---------- Material provided ----------

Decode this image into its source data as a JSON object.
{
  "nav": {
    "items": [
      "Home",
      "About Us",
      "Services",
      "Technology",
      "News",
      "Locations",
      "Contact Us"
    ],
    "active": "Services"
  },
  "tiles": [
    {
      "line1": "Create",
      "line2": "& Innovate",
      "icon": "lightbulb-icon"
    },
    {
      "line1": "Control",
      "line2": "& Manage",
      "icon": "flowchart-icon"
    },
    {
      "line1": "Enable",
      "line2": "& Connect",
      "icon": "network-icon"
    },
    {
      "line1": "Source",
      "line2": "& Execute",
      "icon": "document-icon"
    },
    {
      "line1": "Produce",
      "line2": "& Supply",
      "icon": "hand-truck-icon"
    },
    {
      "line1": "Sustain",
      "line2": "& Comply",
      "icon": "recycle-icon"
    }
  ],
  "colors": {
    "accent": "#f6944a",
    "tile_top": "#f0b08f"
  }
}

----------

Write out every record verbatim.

Reply to the task
Decode this image into its source data as a JSON object.
{
  "nav": {
    "items": [
      "Home",
      "About Us",
      "Services",
      "Technology",
      "News",
      "Locations",
      "Contact Us"
    ],
    "active": "Services"
  },
  "tiles": [
    {
      "line1": "Create",
      "line2": "& Innovate",
      "icon": "lightbulb-icon"
    },
    {
      "line1": "Control",
      "line2": "& Manage",
      "icon": "flowchart-icon"
    },
    {
      "line1": "Enable",
      "line2": "& Connect",
      "icon": "network-icon"
    },
    {
      "line1": "Source",
      "line2": "& Execute",
      "icon": "document-icon"
    },
    {
      "line1": "Produce",
      "line2": "& Supply",
      "icon": "hand-truck-icon"
    },
    {
      "line1": "Sustain",
      "line2": "& Comply",
      "icon": "recycle-icon"
    }
  ],
  "colors": {
    "accent": "#f6944a",
    "tile_top": "#f0b08f"
  }
}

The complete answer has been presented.